> [BRIEF] Each line below should be restated word for word.

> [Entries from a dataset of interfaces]
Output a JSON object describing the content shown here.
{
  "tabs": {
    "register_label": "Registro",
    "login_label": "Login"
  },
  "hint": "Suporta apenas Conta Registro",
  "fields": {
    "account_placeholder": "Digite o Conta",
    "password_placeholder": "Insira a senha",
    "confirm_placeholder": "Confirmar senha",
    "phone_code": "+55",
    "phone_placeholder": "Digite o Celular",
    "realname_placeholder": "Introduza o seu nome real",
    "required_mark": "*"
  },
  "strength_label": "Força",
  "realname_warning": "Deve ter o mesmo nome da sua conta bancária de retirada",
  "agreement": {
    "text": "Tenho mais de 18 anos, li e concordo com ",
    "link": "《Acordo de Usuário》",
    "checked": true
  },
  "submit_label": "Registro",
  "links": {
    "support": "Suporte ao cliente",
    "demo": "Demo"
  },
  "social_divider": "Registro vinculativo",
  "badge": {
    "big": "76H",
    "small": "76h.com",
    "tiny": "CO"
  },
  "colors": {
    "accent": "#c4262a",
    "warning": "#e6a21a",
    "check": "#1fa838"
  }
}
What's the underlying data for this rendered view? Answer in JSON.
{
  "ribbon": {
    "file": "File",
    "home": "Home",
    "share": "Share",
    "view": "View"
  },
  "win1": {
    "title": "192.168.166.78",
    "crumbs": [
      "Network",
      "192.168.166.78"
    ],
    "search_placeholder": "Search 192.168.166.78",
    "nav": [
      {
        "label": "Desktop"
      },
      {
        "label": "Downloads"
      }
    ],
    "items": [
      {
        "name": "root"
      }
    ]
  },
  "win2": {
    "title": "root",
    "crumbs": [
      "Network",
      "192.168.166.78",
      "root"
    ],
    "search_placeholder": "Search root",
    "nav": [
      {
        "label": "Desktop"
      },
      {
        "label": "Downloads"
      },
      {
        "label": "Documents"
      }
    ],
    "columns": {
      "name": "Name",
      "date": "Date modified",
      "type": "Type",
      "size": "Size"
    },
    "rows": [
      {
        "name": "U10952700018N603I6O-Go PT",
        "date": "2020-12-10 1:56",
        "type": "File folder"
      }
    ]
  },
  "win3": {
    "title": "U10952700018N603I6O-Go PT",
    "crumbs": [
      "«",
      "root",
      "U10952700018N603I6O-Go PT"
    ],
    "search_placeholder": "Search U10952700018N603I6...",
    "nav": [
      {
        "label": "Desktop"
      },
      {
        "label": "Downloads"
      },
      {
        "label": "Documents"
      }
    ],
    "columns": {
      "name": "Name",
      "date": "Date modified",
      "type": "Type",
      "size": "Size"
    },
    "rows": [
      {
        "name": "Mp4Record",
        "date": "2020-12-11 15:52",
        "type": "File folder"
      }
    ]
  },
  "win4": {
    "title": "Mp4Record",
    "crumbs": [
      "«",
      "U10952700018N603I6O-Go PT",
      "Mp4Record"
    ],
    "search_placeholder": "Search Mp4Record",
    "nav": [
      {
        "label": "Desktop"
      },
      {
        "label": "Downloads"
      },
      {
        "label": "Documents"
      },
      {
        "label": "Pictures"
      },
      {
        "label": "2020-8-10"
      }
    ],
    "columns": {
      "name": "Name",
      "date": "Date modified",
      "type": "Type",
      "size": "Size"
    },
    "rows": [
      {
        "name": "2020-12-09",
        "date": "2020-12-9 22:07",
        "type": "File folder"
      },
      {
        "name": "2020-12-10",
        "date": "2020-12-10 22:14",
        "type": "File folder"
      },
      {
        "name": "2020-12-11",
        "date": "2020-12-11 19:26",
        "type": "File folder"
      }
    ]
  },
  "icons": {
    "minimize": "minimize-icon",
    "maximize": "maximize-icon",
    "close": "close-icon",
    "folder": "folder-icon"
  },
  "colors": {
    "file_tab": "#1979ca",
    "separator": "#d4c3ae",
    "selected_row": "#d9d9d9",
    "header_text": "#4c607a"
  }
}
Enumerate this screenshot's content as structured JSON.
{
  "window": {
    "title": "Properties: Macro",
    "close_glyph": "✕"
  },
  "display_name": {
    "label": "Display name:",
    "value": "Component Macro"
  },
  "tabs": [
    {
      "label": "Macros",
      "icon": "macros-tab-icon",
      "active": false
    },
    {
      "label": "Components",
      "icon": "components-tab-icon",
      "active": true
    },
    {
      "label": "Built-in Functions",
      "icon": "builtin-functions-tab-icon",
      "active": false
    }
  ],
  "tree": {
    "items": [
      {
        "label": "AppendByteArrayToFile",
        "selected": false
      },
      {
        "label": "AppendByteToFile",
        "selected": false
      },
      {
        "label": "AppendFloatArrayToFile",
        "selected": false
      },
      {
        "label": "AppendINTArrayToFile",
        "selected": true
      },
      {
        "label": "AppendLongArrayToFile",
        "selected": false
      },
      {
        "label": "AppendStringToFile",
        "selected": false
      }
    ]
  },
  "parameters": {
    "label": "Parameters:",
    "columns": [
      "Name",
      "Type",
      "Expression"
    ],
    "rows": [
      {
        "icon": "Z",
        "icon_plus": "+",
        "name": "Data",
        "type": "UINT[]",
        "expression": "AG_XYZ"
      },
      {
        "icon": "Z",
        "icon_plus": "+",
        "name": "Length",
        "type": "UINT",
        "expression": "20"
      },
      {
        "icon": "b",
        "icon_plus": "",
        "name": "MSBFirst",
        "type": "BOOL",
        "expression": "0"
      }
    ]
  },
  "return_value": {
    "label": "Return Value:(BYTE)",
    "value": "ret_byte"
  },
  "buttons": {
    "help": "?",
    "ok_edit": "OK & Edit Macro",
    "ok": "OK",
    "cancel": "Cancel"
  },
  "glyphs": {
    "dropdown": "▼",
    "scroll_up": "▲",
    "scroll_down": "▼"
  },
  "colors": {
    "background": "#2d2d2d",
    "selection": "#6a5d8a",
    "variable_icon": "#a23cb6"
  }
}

> [EXPECTED ANSWER]
Output a JSON object describing the content shown here.
{
  "tabs": {
    "register_label": "Registro",
    "login_label": "Login"
  },
  "hint": "Suporta apenas Conta Registro",
  "fields": {
    "account_placeholder": "Digite o Conta",
    "password_placeholder": "Insira a senha",
    "confirm_placeholder": "Confirmar senha",
    "phone_code": "+55",
    "phone_placeholder": "Digite o Celular",
    "realname_placeholder": "Introduza o seu nome real",
    "required_mark": "*"
  },
  "strength_label": "Força",
  "realname_warning": "Deve ter o mesmo nome da sua conta bancária de retirada",
  "agreement": {
    "text": "Tenho mais de 18 anos, li e concordo com ",
    "link": "《Acordo de Usuário》",
    "checked": true
  },
  "submit_label": "Registro",
  "links": {
    "support": "Suporte ao cliente",
    "demo": "Demo"
  },
  "social_divider": "Registro vinculativo",
  "badge": {
    "big": "76H",
    "small": "76h.com",
    "tiny": "CO"
  },
  "colors": {
    "accent": "#c4262a",
    "warning": "#e6a21a",
    "check": "#1fa838"
  }
}
What's the underlying data for this rendered view? Answer in JSON.
{
  "ribbon": {
    "file": "File",
    "home": "Home",
    "share": "Share",
    "view": "View"
  },
  "win1": {
    "title": "192.168.166.78",
    "crumbs": [
      "Network",
      "192.168.166.78"
    ],
    "search_placeholder": "Search 192.168.166.78",
    "nav": [
      {
        "label": "Desktop"
      },
      {
        "label": "Downloads"
      }
    ],
    "items": [
      {
        "name": "root"
      }
    ]
  },
  "win2": {
    "title": "root",
    "crumbs": [
      "Network",
      "192.168.166.78",
      "root"
    ],
    "search_placeholder": "Search root",
    "nav": [
      {
        "label": "Desktop"
      },
      {
        "label": "Downloads"
      },
      {
        "label": "Documents"
      }
    ],
    "columns": {
      "name": "Name",
      "date": "Date modified",
      "type": "Type",
      "size": "Size"
    },
    "rows": [
      {
        "name": "U10952700018N603I6O-Go PT",
        "date": "2020-12-10 1:56",
        "type": "File folder"
      }
    ]
  },
  "win3": {
    "title": "U10952700018N603I6O-Go PT",
    "crumbs": [
      "«",
      "root",
      "U10952700018N603I6O-Go PT"
    ],
    "search_placeholder": "Search U10952700018N603I6...",
    "nav": [
      {
        "label": "Desktop"
      },
      {
        "label": "Downloads"
      },
      {
        "label": "Documents"
      }
    ],
    "columns": {
      "name": "Name",
      "date": "Date modified",
      "type": "Type",
      "size": "Size"
    },
    "rows": [
      {
        "name": "Mp4Record",
        "date": "2020-12-11 15:52",
        "type": "File folder"
      }
    ]
  },
  "win4": {
    "title": "Mp4Record",
    "crumbs": [
      "«",
      "U10952700018N603I6O-Go PT",
      "Mp4Record"
    ],
    "search_placeholder": "Search Mp4Record",
    "nav": [
      {
        "label": "Desktop"
      },
      {
        "label": "Downloads"
      },
      {
        "label": "Documents"
      },
      {
        "label": "Pictures"
      },
      {
        "label": "2020-8-10"
      }
    ],
    "columns": {
      "name": "Name",
      "date": "Date modified",
      "type": "Type",
      "size": "Size"
    },
    "rows": [
      {
        "name": "2020-12-09",
        "date": "2020-12-9 22:07",
        "type": "File folder"
      },
      {
        "name": "2020-12-10",
        "date": "2020-12-10 22:14",
        "type": "File folder"
      },
      {
        "name": "2020-12-11",
        "date": "2020-12-11 19:26",
        "type": "File folder"
      }
    ]
  },
  "icons": {
    "minimize": "minimize-icon",
    "maximize": "maximize-icon",
    "close": "close-icon",
    "folder": "folder-icon"
  },
  "colors": {
    "file_tab": "#1979ca",
    "separator": "#d4c3ae",
    "selected_row": "#d9d9d9",
    "header_text": "#4c607a"
  }
}
Enumerate this screenshot's content as structured JSON.
{
  "window": {
    "title": "Properties: Macro",
    "close_glyph": "✕"
  },
  "display_name": {
    "label": "Display name:",
    "value": "Component Macro"
  },
  "tabs": [
    {
      "label": "Macros",
      "icon": "macros-tab-icon",
      "active": false
    },
    {
      "label": "Components",
      "icon": "components-tab-icon",
      "active": true
    },
    {
      "label": "Built-in Functions",
      "icon": "builtin-functions-tab-icon",
      "active": false
    }
  ],
  "tree": {
    "items": [
      {
        "label": "AppendByteArrayToFile",
        "selected": false
      },
      {
        "label": "AppendByteToFile",
        "selected": false
      },
      {
        "label": "AppendFloatArrayToFile",
        "selected": false
      },
      {
        "label": "AppendINTArrayToFile",
        "selected": true
      },
      {
        "label": "AppendLongArrayToFile",
        "selected": false
      },
      {
        "label": "AppendStringToFile",
        "selected": false
      }
    ]
  },
  "parameters": {
    "label": "Parameters:",
    "columns": [
      "Name",
      "Type",
      "Expression"
    ],
    "rows": [
      {
        "icon": "Z",
        "icon_plus": "+",
        "name": "Data",
        "type": "UINT[]",
        "expression": "AG_XYZ"
      },
      {
        "icon": "Z",
        "icon_plus": "+",
        "name": "Length",
        "type": "UINT",
        "expression": "20"
      },
      {
        "icon": "b",
        "icon_plus": "",
        "name": "MSBFirst",
        "type": "BOOL",
        "expression": "0"
      }
    ]
  },
  "return_value": {
    "label": "Return Value:(BYTE)",
    "value": "ret_byte"
  },
  "buttons": {
    "help": "?",
    "ok_edit": "OK & Edit Macro",
    "ok": "OK",
    "cancel": "Cancel"
  },
  "glyphs": {
    "dropdown": "▼",
    "scroll_up": "▲",
    "scroll_down": "▼"
  },
  "colors": {
    "background": "#2d2d2d",
    "selection": "#6a5d8a",
    "variable_icon": "#a23cb6"
  }
}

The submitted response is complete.